This website reconstructs an important art exhibit at the British Institution in London that Jane Austen is said to have visited in 1813. In a letter to her sister Cassandra, Austen wrote that she was looking for the portraits of Mrs. Darcy and Mrs. Bingley. She said she found the latter and still needed to find the former. Each painting comes with a brief rundown on its significance in Austen studies, as well as pertinent quotes from classic Austen works, commentary on politics and poetry, and other delights. It’s kind of amazing. Here, a sample of the kind of stuff you’ll read about an otherwise mundane portrait of a Lord Chancellor:
While law was a respectable semi-genteel profession, attorneys were not regarded as members of elegant society.
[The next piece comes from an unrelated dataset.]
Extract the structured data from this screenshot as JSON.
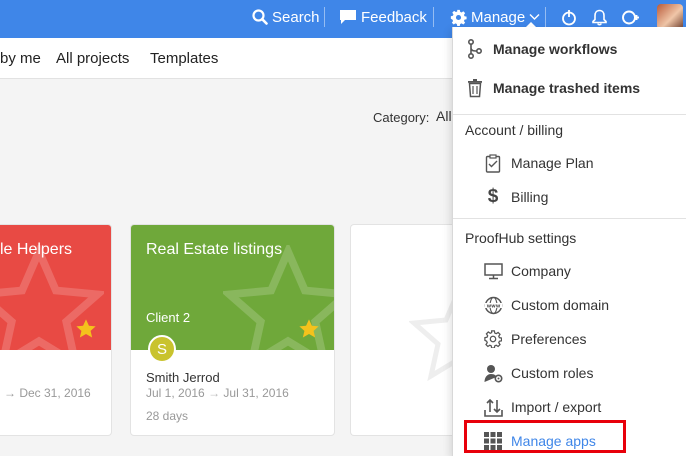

In Pride and Prejudice, the snobbish Bingley sisters sneer at the “low connections” of the Bennets: “I think I have heard you say, that their uncle is an attorney in Meryton.” “Yes; and they have another, who lives somewhere near Cheapside.” “That is capital,” added her sister, and they both laughed heartily.